• As part of the Too Much Information campaign in the week of [insert date] the National Autistic Society are asking shops and businesses to organise a National Autistic Society Autism Hour and take simple steps for 60 minutes that lead to a more autism-friendly world:
What’s involved in a National Autistic Society Autism Hour?
• Turning down music and other noise: Overwhelming noise is a common barrier to autistic people accessing shops. Where possible, in-store tannoy announcements and other controllable noise should be reduced.
• Dimming the lights: Lighting, particularly fluorescent strip lighting, can be overwhelming for autistic people. Wherever possible, whilst maintaining a safe premises, lights should be dimmed or switched off.
• Sharing information about autism with employees: We don’t expect everyone to be an autism expert but we believe everyone should understand autism. We’ll provide information about autism to help your staff make your customers’ experience a positive one.
• Helping the public understand autism: During the week of 6 October, we’ll be asking participating shops and business to share information about autism with their customers.
What is autism?

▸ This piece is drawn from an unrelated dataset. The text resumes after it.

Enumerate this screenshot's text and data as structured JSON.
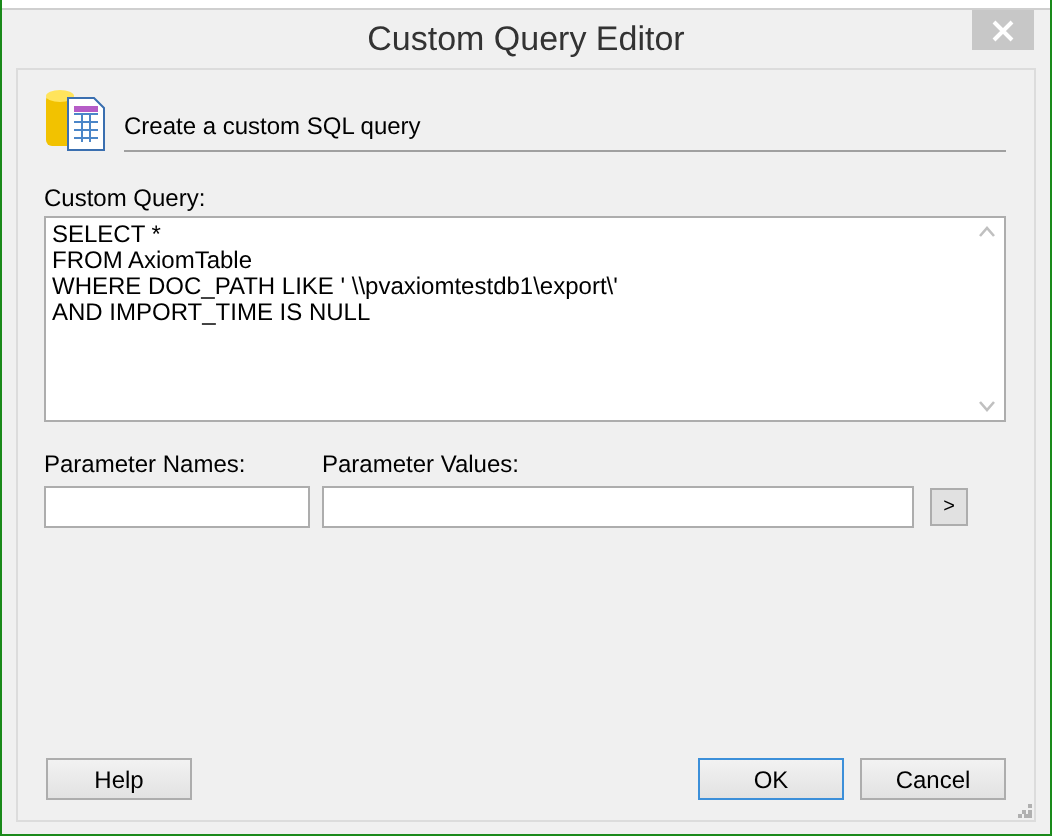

• Autism is a lifelong developmental disability that affects how people perceive the world and interact with others.
• More than 1 in 100 people are on the autism spectrum, including an estimated 700,000 people in the UK.
• Every person on the autism spectrum is different. It can present some serious challenges – but, with the right support and understanding, autistic people and their families can live full lives.
• Although everyone is different, people on the autism spectrum may:
• Be under or oversensitive to sounds, touch, tastes, smells, light or colours, which can make everyday life extremely difficult
• Find social situations and change a challenge, sometimes leading to extreme levels of anxiety